Reminds me of my sister who is a pharmacist. She goes on yearly medical missions to Haiti. The folks working in the pharmacy at the clinic there have only a high school education. My sister is a stickler when it comes to pharmacy practice/licensing in the US. But very much in awe with her Haitian colleagues and what they know and are able to do.
A recent news package in The Seattle Times by reporter Will Drabold took a look at how the controversy over dental therapists is unfolding in the state of Washington.
Drabold examined the challenges faced by poor Medicaid patients in seeking dental care. He spoke with health care advocates who believe that technically-trained mid-level providers could bring much-needed care to poor and isolated communities. He also interviewed tribal leader Brian Cladoosby, whose Swinomish tribe had just defied state restrictions to hire a dental therapist. And he spoke with state dental association officials, who made it clear that they – like the American Dental Association – believe dental therapists lack the training to perform these expanded duties.
Dental therapists, who often are compared to nurse practitioners, are trained to deliver a range of services including screenings, cleanings, preventive care, fillings and extractions. While the therapists do work under the supervision of dentists, dental groups often contend that dentists alone have the training to perform what they consider irreversible surgical procedures, such as drilling and extracting teeth.
In spite of resistance from organized dentistry, variations of the therapist model already are being used in Alaska’s tribal lands and in the state of Minnesota. Dental therapists have been approved in Maine and are being considered in a number of other states.
Electronic cigarettes, or e-cigarettes are growing in popularity among American adults, and while some states restrict their use by minors, nearly 1.8 million American middle and high school students reported using them one recent year, a federal study found.

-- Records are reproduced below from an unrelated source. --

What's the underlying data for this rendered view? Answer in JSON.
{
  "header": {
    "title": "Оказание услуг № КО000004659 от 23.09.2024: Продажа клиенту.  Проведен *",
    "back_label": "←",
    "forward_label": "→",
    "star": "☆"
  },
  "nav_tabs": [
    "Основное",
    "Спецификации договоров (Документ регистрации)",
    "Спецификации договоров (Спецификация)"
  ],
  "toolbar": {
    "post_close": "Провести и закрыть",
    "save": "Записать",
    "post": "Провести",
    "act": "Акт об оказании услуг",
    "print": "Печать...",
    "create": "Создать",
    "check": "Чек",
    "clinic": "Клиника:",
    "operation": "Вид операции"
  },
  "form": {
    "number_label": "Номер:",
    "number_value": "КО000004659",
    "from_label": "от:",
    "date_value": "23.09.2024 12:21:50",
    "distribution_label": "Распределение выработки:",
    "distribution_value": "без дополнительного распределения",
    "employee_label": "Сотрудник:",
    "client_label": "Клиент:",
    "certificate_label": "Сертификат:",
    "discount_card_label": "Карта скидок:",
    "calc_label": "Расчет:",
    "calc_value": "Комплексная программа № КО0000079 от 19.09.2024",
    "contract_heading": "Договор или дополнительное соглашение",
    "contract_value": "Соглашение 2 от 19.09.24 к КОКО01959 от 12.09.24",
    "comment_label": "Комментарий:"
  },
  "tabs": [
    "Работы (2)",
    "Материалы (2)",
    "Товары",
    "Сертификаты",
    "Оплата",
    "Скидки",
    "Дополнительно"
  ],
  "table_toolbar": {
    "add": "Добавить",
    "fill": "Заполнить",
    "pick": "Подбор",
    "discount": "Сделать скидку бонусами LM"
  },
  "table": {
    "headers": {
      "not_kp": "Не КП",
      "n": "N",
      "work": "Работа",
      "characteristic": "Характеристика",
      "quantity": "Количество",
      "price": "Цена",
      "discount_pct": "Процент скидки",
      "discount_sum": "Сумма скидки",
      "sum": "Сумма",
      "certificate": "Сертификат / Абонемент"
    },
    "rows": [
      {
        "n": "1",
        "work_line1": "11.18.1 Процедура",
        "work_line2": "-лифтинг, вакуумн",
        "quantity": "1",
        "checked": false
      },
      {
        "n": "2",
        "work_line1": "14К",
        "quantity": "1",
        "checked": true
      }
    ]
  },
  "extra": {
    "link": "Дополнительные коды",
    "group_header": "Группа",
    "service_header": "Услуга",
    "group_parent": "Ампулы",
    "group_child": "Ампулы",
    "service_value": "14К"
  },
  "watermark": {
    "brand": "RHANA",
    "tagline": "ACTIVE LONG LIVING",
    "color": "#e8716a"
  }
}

Manufacturers promote e-cigarettes as safer alternatives to conventional cigarettes and as tools for smoking cessation. Yet researchers point out that there is a dearth of scientific evidence regarding the effects of e-cigarette vapors on the lungs.
A laboratory study published in September suggests vapor from e-cigarettes may cause damage and raise the risk for respiratory infections among young people. In the lab, the vapor triggered a strong immune response in the epithelial cells of tissue samples donated by deceased children and the exposed cells appeared to be more vulnerable to infection by cold-causing rhinovirus, according to the research article, published in PLOS One. According to the study, even nicotine-free vapor increased the risk of infection.
HealthDay News reporter Dennis Thompson, who has been following the research on e-cigarette safety, took a look at the findings this month in a story posted on WebMD.
“Epithelial cells are the first line of defense in our airways,” the study’s lead author, Qun Wu, a lung disease researcher at National Jewish Health in Denver explains in Thompson’s article.
“They protect our bodies from anything dangerous we might inhale. Even without nicotine, this liquid can hurt your epithelial defense system and you will be more likely to get sick.”
Wu and his team placed the human cells in a sterile container in one end of a machine with an e-cigarette at the other end, Thompson notes. “The vapor spurred the release of IL-6, a signalling protein that promotes inflammation and an immune system response. This occurred whether or not the vapor contained nicotine, although nicotine appeared to slightly enhance the release of IL-6, the researchers said.”
An industry group representing e-cigarette manufacturers is stressing the limits of the study, pointing out that the tests involved cells in a lab, not actual e-cigarette users.
“Many in public health agree that the risks of vaping must always be considered in the context of the risks of cigarette smoking and traditional stop-smoking therapies,” Gregory Conley, president of the American Vaping Association observes in Thompson’s article.
By TARA PARKER-POPE
Have you had a rash of fillings after years of healthy teeth? The culprit may be “microcavities,” and not every dentist thinks they need to be treated, reports today’s Science Times.
With increasingly sophisticated detection technology, dentists are finding — and treating — tooth abnormalities that may or may not develop into cavities. While some describe their efforts as a proactive strategy to protect patients from harm, critics say the procedures are unnecessary and painful, and are driving up the costs of care.
“A better approach is watchful waiting,” said Dr. James Bader, a research professor at the University of North Carolina School of Dentistry. “Examine it again in six months.”
To learn more about microcavities, read the full article, “A Closer Look at Teeth May Mean More Filling,” and then please join the discussion below.
- Are Dentists Overtreating Your Teeth? (well.blogs.nytimes.com)
- Are Dentists overtreating your teeth? (seattletimes.nwsource.com)
- New plasma “brush” may mean painless cavity filling (gizmag.com)
- Plasma brush makes for a painless cavity cleaning session (ubergizmo.com)
- 3-D scans help dentists get to root of problem (abclocal.go.com)
- Dentistry: The Last Bastion of Sexism? (lizbethsgarden.wordpress.com)
- Factors To Consider When Hiring A Dentist San Jose (suiteparent.wordpress.com)